• **Data extracts**:
"""

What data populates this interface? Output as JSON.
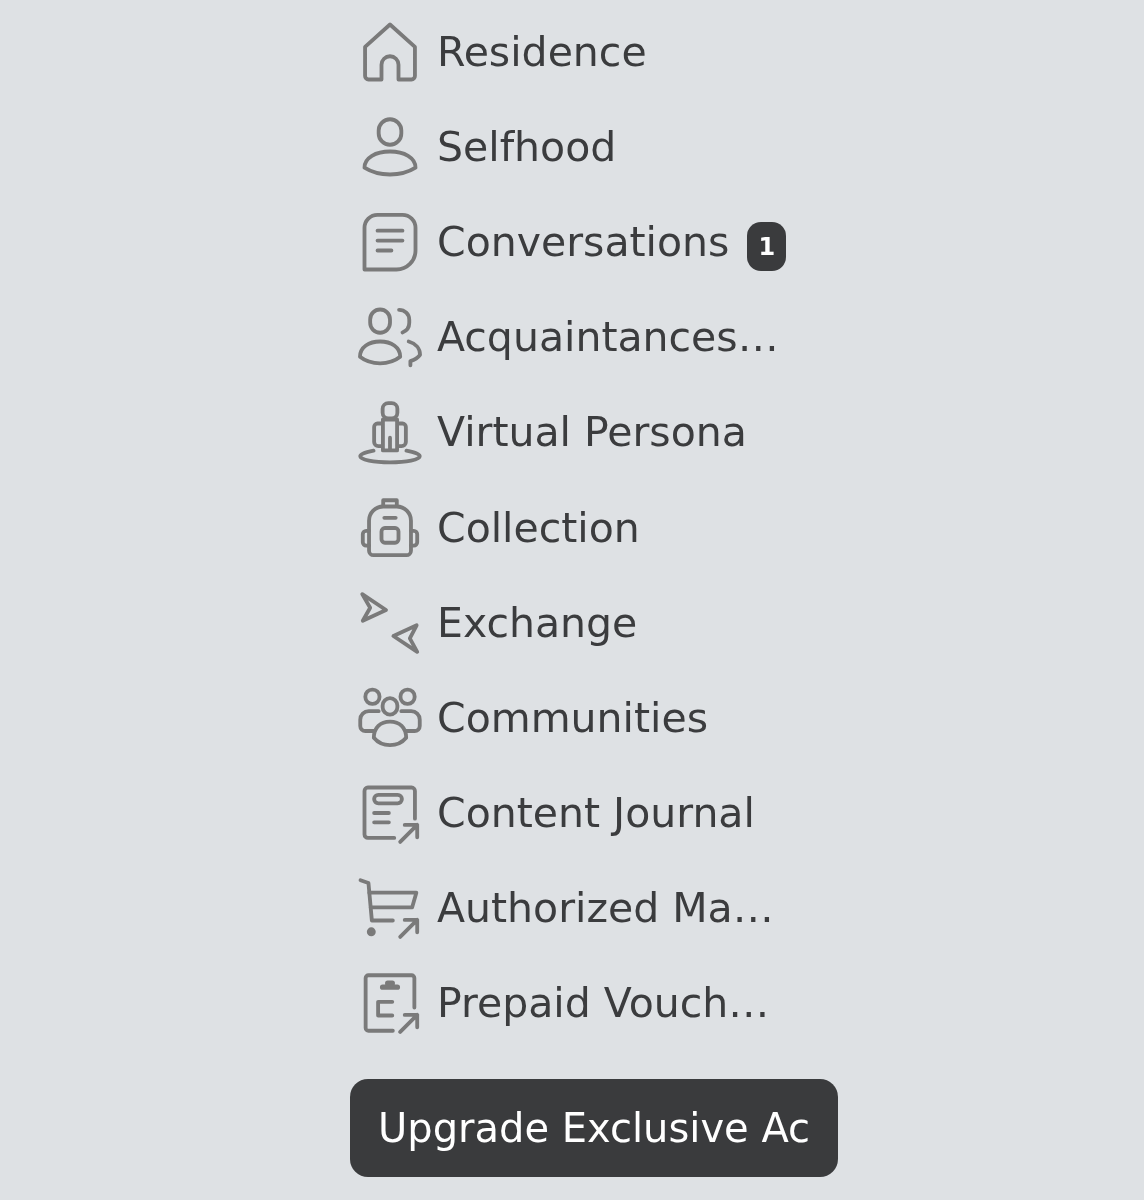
{
  "sidebar": {
    "items": [
      {
        "label": "Residence",
        "selected": false
      },
      {
        "label": "Selfhood",
        "selected": false
      },
      {
        "label": "Conversations",
        "selected": false,
        "badge": "1"
      },
      {
        "label": "Acquaintances…",
        "selected": false
      },
      {
        "label": "Virtual Persona",
        "selected": false
      },
      {
        "label": "Collection",
        "selected": false
      },
      {
        "label": "Exchange",
        "selected": false
      },
      {
        "label": "Communities",
        "selected": false
      },
      {
        "label": "Content Journal",
        "selected": false
      },
      {
        "label": "Authorized Ma…",
        "selected": false
      },
      {
        "label": "Prepaid Vouch…",
        "selected": false
      }
    ]
  },
  "upgrade_button": {
    "label": "Upgrade Exclusive Ac"
  }
}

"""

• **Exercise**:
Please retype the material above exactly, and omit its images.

• **Completed exercise**:
What data populates this interface? Output as JSON.
{
  "sidebar": {
    "items": [
      {
        "label": "Residence",
        "selected": false
      },
      {
        "label": "Selfhood",
        "selected": false
      },
      {
        "label": "Conversations",
        "selected": false,
        "badge": "1"
      },
      {
        "label": "Acquaintances…",
        "selected": false
      },
      {
        "label": "Virtual Persona",
        "selected": false
      },
      {
        "label": "Collection",
        "selected": false
      },
      {
        "label": "Exchange",
        "selected": false
      },
      {
        "label": "Communities",
        "selected": false
      },
      {
        "label": "Content Journal",
        "selected": false
      },
      {
        "label": "Authorized Ma…",
        "selected": false
      },
      {
        "label": "Prepaid Vouch…",
        "selected": false
      }
    ]
  },
  "upgrade_button": {
    "label": "Upgrade Exclusive Ac"
  }
}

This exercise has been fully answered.